Reproduce all entries below verbatim. Skip the pictures.

==== EXERCISE MATERIAL ====

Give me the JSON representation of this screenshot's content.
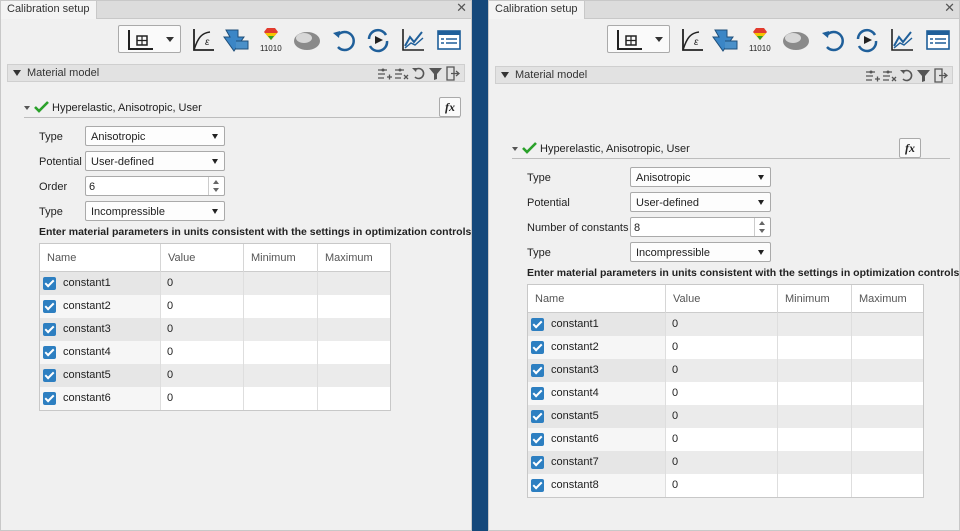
{
  "left_panel": {
    "tab_title": "Calibration setup",
    "section_title": "Material model",
    "model_title": "Hyperelastic, Anisotropic, User",
    "fx_label": "fx",
    "fields": {
      "type1_label": "Type",
      "type1_value": "Anisotropic",
      "potential_label": "Potential",
      "potential_value": "User-defined",
      "order_label": "Order",
      "order_value": "6",
      "type2_label": "Type",
      "type2_value": "Incompressible"
    },
    "instruction": "Enter material parameters in units consistent with the settings in optimization controls",
    "table": {
      "headers": [
        "Name",
        "Value",
        "Minimum",
        "Maximum"
      ],
      "rows": [
        {
          "name": "constant1",
          "value": "0"
        },
        {
          "name": "constant2",
          "value": "0"
        },
        {
          "name": "constant3",
          "value": "0"
        },
        {
          "name": "constant4",
          "value": "0"
        },
        {
          "name": "constant5",
          "value": "0"
        },
        {
          "name": "constant6",
          "value": "0"
        }
      ]
    }
  },
  "right_panel": {
    "tab_title": "Calibration setup",
    "section_title": "Material model",
    "model_title": "Hyperelastic, Anisotropic, User",
    "fx_label": "fx",
    "fields": {
      "type1_label": "Type",
      "type1_value": "Anisotropic",
      "potential_label": "Potential",
      "potential_value": "User-defined",
      "count_label": "Number of constants",
      "count_value": "8",
      "type2_label": "Type",
      "type2_value": "Incompressible"
    },
    "instruction": "Enter material parameters in units consistent with the settings in optimization controls",
    "table": {
      "headers": [
        "Name",
        "Value",
        "Minimum",
        "Maximum"
      ],
      "rows": [
        {
          "name": "constant1",
          "value": "0"
        },
        {
          "name": "constant2",
          "value": "0"
        },
        {
          "name": "constant3",
          "value": "0"
        },
        {
          "name": "constant4",
          "value": "0"
        },
        {
          "name": "constant5",
          "value": "0"
        },
        {
          "name": "constant6",
          "value": "0"
        },
        {
          "name": "constant7",
          "value": "0"
        },
        {
          "name": "constant8",
          "value": "0"
        }
      ]
    }
  },
  "toolbar_icons": [
    "plot-combo-icon",
    "strain-curve-icon",
    "import-arrow-icon",
    "binary-data-icon",
    "solid-shape-icon",
    "undo-icon",
    "run-refresh-icon",
    "line-chart-icon",
    "settings-panel-icon"
  ],
  "section_icons": [
    "add-filter-icon",
    "remove-filter-icon",
    "reset-icon",
    "funnel-icon",
    "export-icon"
  ],
  "colors": {
    "background": "#15487a",
    "accent": "#2d7fc1",
    "check": "#2aa12a"
  }
}
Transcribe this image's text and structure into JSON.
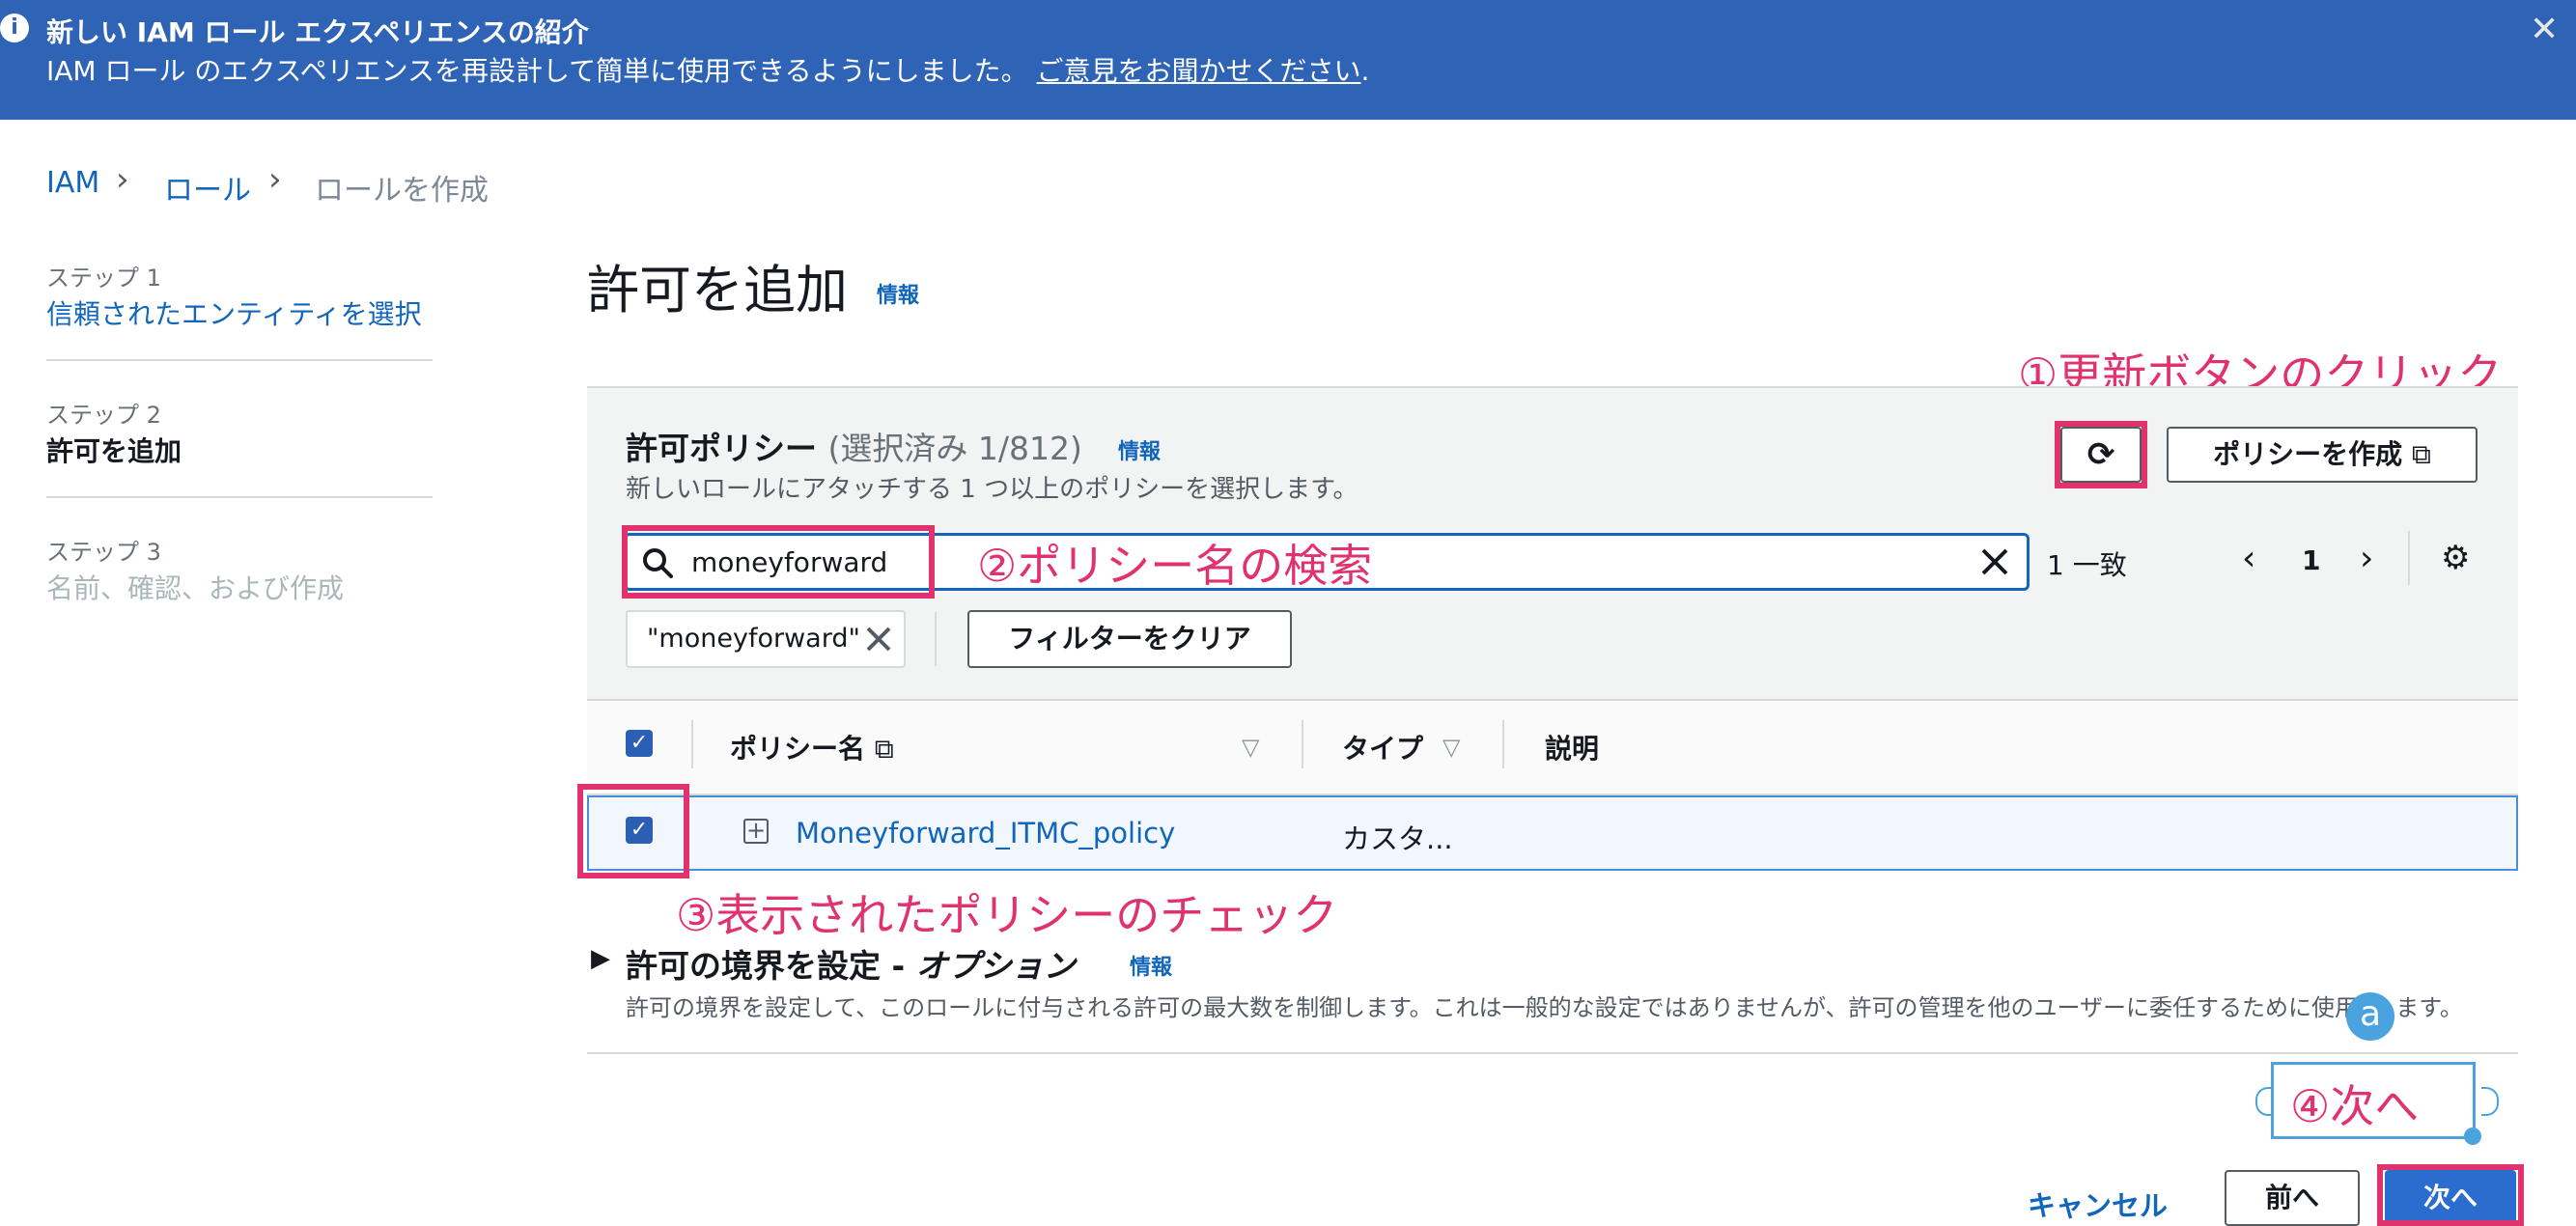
{
  "banner": {
    "title": "新しい IAM ロール エクスペリエンスの紹介",
    "text": "IAM ロール のエクスペリエンスを再設計して簡単に使用できるようにしました。",
    "link": "ご意見をお聞かせください",
    "period": ".",
    "info_icon": "i",
    "close_icon": "✕"
  },
  "breadcrumb": [
    "IAM",
    "ロール",
    "ロールを作成"
  ],
  "steps": [
    {
      "small": "ステップ 1",
      "label": "信頼されたエンティティを選択"
    },
    {
      "small": "ステップ 2",
      "label": "許可を追加"
    },
    {
      "small": "ステップ 3",
      "label": "名前、確認、および作成"
    }
  ],
  "page": {
    "title": "許可を追加",
    "info": "情報"
  },
  "policies": {
    "title": "許可ポリシー",
    "count": "(選択済み 1/812)",
    "info": "情報",
    "desc": "新しいロールにアタッチする 1 つ以上のポリシーを選択します。",
    "create_button": "ポリシーを作成",
    "search_value": "moneyforward",
    "match_text": "1 一致",
    "page_number": "1",
    "chip": "\"moneyforward\"",
    "clear_filter": "フィルターをクリア",
    "columns": [
      "ポリシー名",
      "タイプ",
      "説明"
    ],
    "rows": [
      {
        "name": "Moneyforward_ITMC_policy",
        "type": "カスタ..."
      }
    ]
  },
  "boundary": {
    "title_a": "許可の境界を設定 - ",
    "title_b": "オプション",
    "info": "情報",
    "desc": "許可の境界を設定して、このロールに付与される許可の最大数を制御します。これは一般的な設定ではありませんが、許可の管理を他のユーザーに委任するために使用 … ます。"
  },
  "footer": {
    "cancel": "キャンセル",
    "prev": "前へ",
    "next": "次へ"
  },
  "annotations": {
    "a1": "①更新ボタンのクリック",
    "a2": "②ポリシー名の検索",
    "a3": "③表示されたポリシーのチェック",
    "a4": "④次へ",
    "badge": "a"
  },
  "colors": {
    "accent": "#e0336e",
    "brand": "#2e63b5",
    "link": "#1166bb"
  }
}
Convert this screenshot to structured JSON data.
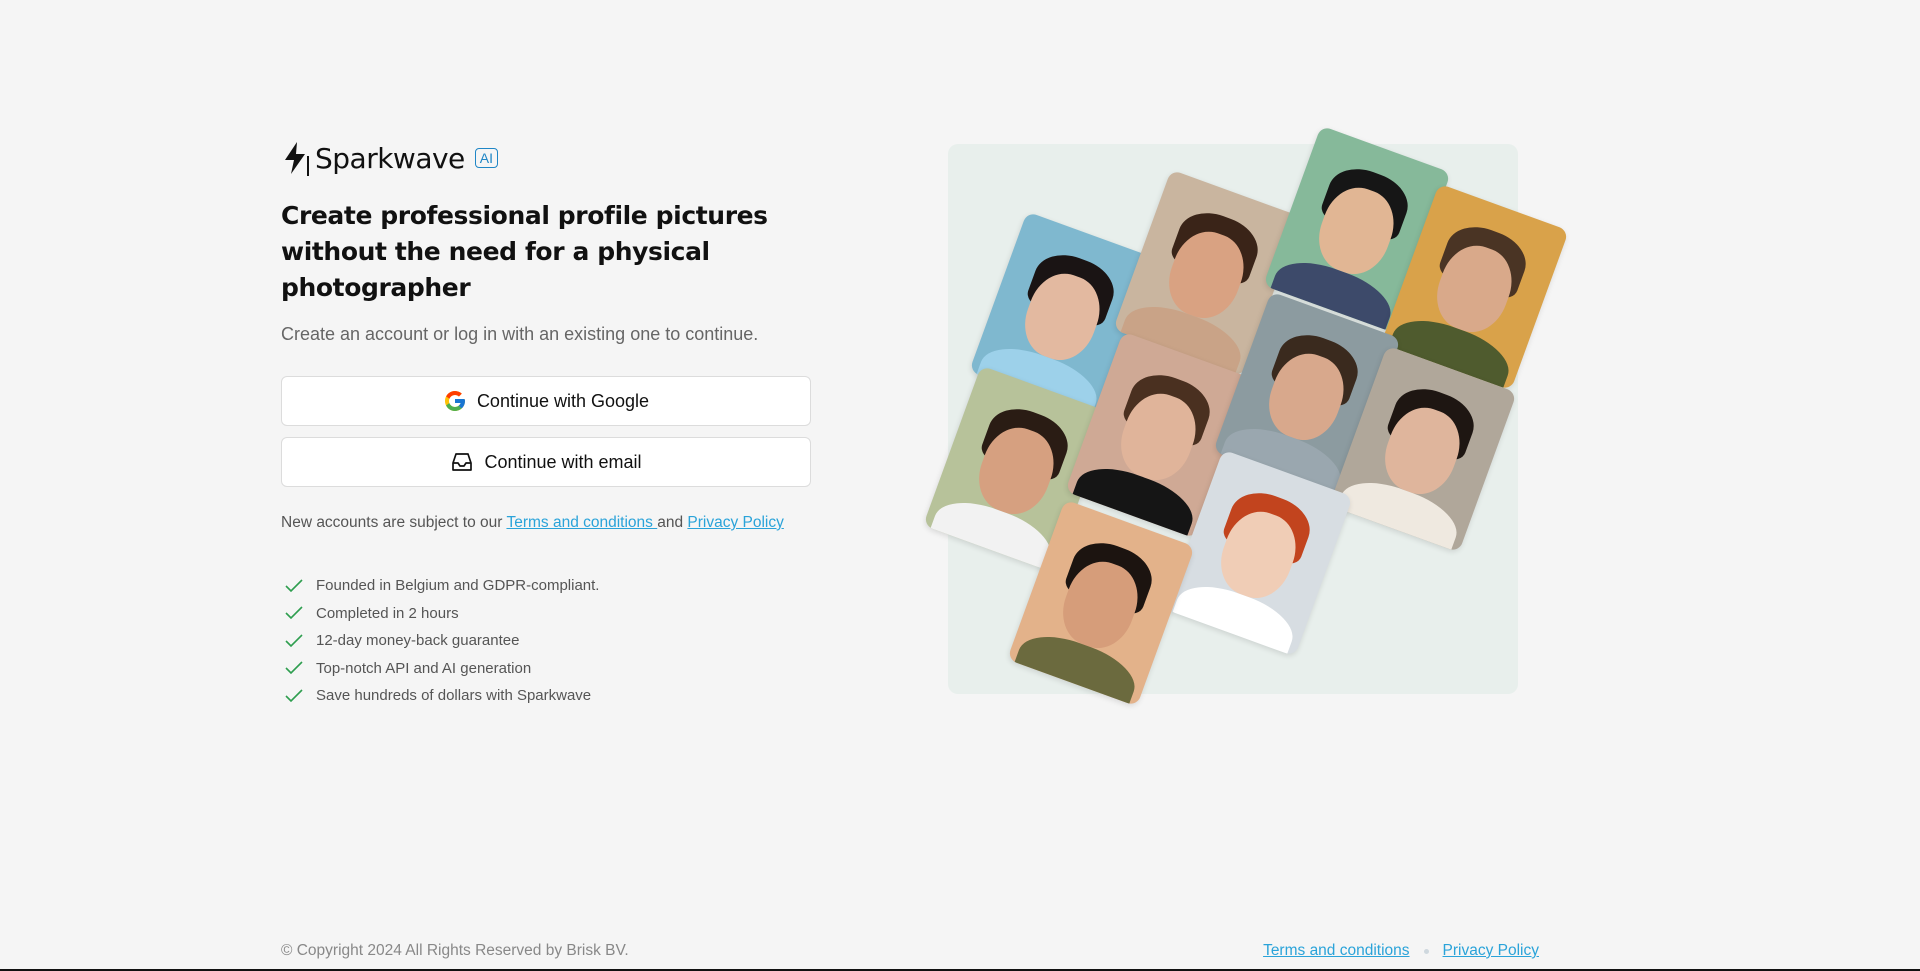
{
  "brand": {
    "name": "Sparkwave",
    "badge": "AI"
  },
  "headline": "Create professional profile pictures without the need for a physical photographer",
  "subheading": "Create an account or log in with an existing one to continue.",
  "buttons": {
    "google": "Continue with Google",
    "email": "Continue with email"
  },
  "terms": {
    "prefix": "New accounts are subject to our ",
    "terms_link": "Terms and conditions ",
    "and": "and ",
    "privacy_link": "Privacy Policy"
  },
  "features": [
    "Founded in Belgium and GDPR-compliant.",
    "Completed in 2 hours",
    "12-day money-back guarantee",
    "Top-notch API and AI generation",
    "Save hundreds of dollars with Sparkwave"
  ],
  "footer": {
    "copyright": "© Copyright 2024 All Rights Reserved by Brisk BV.",
    "terms_link": "Terms and conditions",
    "privacy_link": "Privacy Policy"
  },
  "colors": {
    "link": "#2aa3d9",
    "check": "#2e9e4f",
    "badge": "#1f86c6",
    "panel_bg": "#e8efec"
  },
  "icons": {
    "brand": "bolt-icon",
    "google": "google-icon",
    "email": "inbox-icon",
    "feature": "check-icon"
  }
}
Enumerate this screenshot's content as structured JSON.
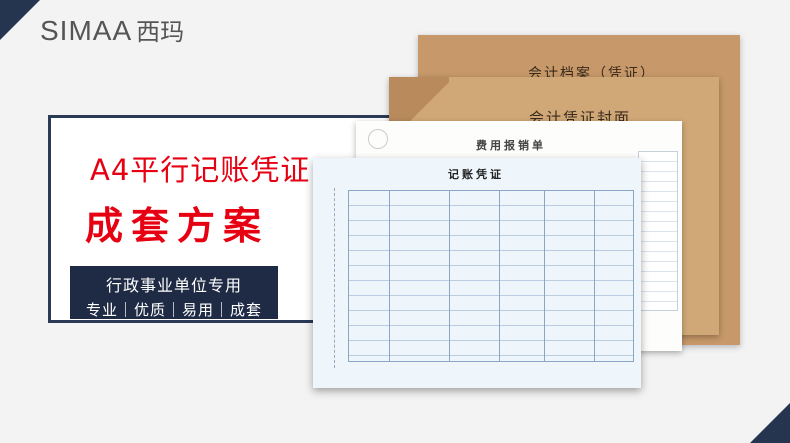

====

> _ANSWER FOR THE TASK_
Give me the JSON representation of this screenshot's content.
{
  "left_panel": {
    "tab_title": "Calibration setup",
    "section_title": "Material model",
    "model_title": "Hyperelastic, Anisotropic, User",
    "fx_label": "fx",
    "fields": {
      "type1_label": "Type",
      "type1_value": "Anisotropic",
      "potential_label": "Potential",
      "potential_value": "User-defined",
      "order_label": "Order",
      "order_value": "6",
      "type2_label": "Type",
      "type2_value": "Incompressible"
    },
    "instruction": "Enter material parameters in units consistent with the settings in optimization controls",
    "table": {
      "headers": [
        "Name",
        "Value",
        "Minimum",
        "Maximum"
      ],
      "rows": [
        {
          "name": "constant1",
          "value": "0"
        },
        {
          "name": "constant2",
          "value": "0"
        },
        {
          "name": "constant3",
          "value": "0"
        },
        {
          "name": "constant4",
          "value": "0"
        },
        {
          "name": "constant5",
          "value": "0"
        },
        {
          "name": "constant6",
          "value": "0"
        }
      ]
    }
  },
  "right_panel": {
    "tab_title": "Calibration setup",
    "section_title": "Material model",
    "model_title": "Hyperelastic, Anisotropic, User",
    "fx_label": "fx",
    "fields": {
      "type1_label": "Type",
      "type1_value": "Anisotropic",
      "potential_label": "Potential",
      "potential_value": "User-defined",
      "count_label": "Number of constants",
      "count_value": "8",
      "type2_label": "Type",
      "type2_value": "Incompressible"
    },
    "instruction": "Enter material parameters in units consistent with the settings in optimization controls",
    "table": {
      "headers": [
        "Name",
        "Value",
        "Minimum",
        "Maximum"
      ],
      "rows": [
        {
          "name": "constant1",
          "value": "0"
        },
        {
          "name": "constant2",
          "value": "0"
        },
        {
          "name": "constant3",
          "value": "0"
        },
        {
          "name": "constant4",
          "value": "0"
        },
        {
          "name": "constant5",
          "value": "0"
        },
        {
          "name": "constant6",
          "value": "0"
        },
        {
          "name": "constant7",
          "value": "0"
        },
        {
          "name": "constant8",
          "value": "0"
        }
      ]
    }
  },
  "toolbar_icons": [
    "plot-combo-icon",
    "strain-curve-icon",
    "import-arrow-icon",
    "binary-data-icon",
    "solid-shape-icon",
    "undo-icon",
    "run-refresh-icon",
    "line-chart-icon",
    "settings-panel-icon"
  ],
  "section_icons": [
    "add-filter-icon",
    "remove-filter-icon",
    "reset-icon",
    "funnel-icon",
    "export-icon"
  ],
  "colors": {
    "background": "#15487a",
    "accent": "#2d7fc1",
    "check": "#2aa12a"
  }
}
Transcribe this image's text and structure into JSON.
{
  "banner": {
    "title": "新しい IAM ロール エクスペリエンスの紹介",
    "text": "IAM ロール のエクスペリエンスを再設計して簡単に使用できるようにしました。",
    "link": "ご意見をお聞かせください",
    "period": ".",
    "info_icon": "i",
    "close_icon": "✕"
  },
  "breadcrumb": [
    "IAM",
    "ロール",
    "ロールを作成"
  ],
  "steps": [
    {
      "small": "ステップ 1",
      "label": "信頼されたエンティティを選択"
    },
    {
      "small": "ステップ 2",
      "label": "許可を追加"
    },
    {
      "small": "ステップ 3",
      "label": "名前、確認、および作成"
    }
  ],
  "page": {
    "title": "許可を追加",
    "info": "情報"
  },
  "policies": {
    "title": "許可ポリシー",
    "count": "(選択済み 1/812)",
    "info": "情報",
    "desc": "新しいロールにアタッチする 1 つ以上のポリシーを選択します。",
    "create_button": "ポリシーを作成",
    "search_value": "moneyforward",
    "match_text": "1 一致",
    "page_number": "1",
    "chip": "\"moneyforward\"",
    "clear_filter": "フィルターをクリア",
    "columns": [
      "ポリシー名",
      "タイプ",
      "説明"
    ],
    "rows": [
      {
        "name": "Moneyforward_ITMC_policy",
        "type": "カスタ..."
      }
    ]
  },
  "boundary": {
    "title_a": "許可の境界を設定 - ",
    "title_b": "オプション",
    "info": "情報",
    "desc": "許可の境界を設定して、このロールに付与される許可の最大数を制御します。これは一般的な設定ではありませんが、許可の管理を他のユーザーに委任するために使用 … ます。"
  },
  "footer": {
    "cancel": "キャンセル",
    "prev": "前へ",
    "next": "次へ"
  },
  "annotations": {
    "a1": "①更新ボタンのクリック",
    "a2": "②ポリシー名の検索",
    "a3": "③表示されたポリシーのチェック",
    "a4": "④次へ",
    "badge": "a"
  },
  "colors": {
    "accent": "#e0336e",
    "brand": "#2e63b5",
    "link": "#1166bb"
  }
}
Convert this screenshot to structured JSON data.
{
  "brand": {
    "name": "Sparkwave",
    "badge": "AI"
  },
  "headline": "Create professional profile pictures without the need for a physical photographer",
  "subheading": "Create an account or log in with an existing one to continue.",
  "buttons": {
    "google": "Continue with Google",
    "email": "Continue with email"
  },
  "terms": {
    "prefix": "New accounts are subject to our ",
    "terms_link": "Terms and conditions ",
    "and": "and ",
    "privacy_link": "Privacy Policy"
  },
  "features": [
    "Founded in Belgium and GDPR-compliant.",
    "Completed in 2 hours",
    "12-day money-back guarantee",
    "Top-notch API and AI generation",
    "Save hundreds of dollars with Sparkwave"
  ],
  "footer": {
    "copyright": "© Copyright 2024 All Rights Reserved by Brisk BV.",
    "terms_link": "Terms and conditions",
    "privacy_link": "Privacy Policy"
  },
  "colors": {
    "link": "#2aa3d9",
    "check": "#2e9e4f",
    "badge": "#1f86c6",
    "panel_bg": "#e8efec"
  },
  "icons": {
    "brand": "bolt-icon",
    "google": "google-icon",
    "email": "inbox-icon",
    "feature": "check-icon"
  }
}
Enumerate this screenshot's content as structured JSON.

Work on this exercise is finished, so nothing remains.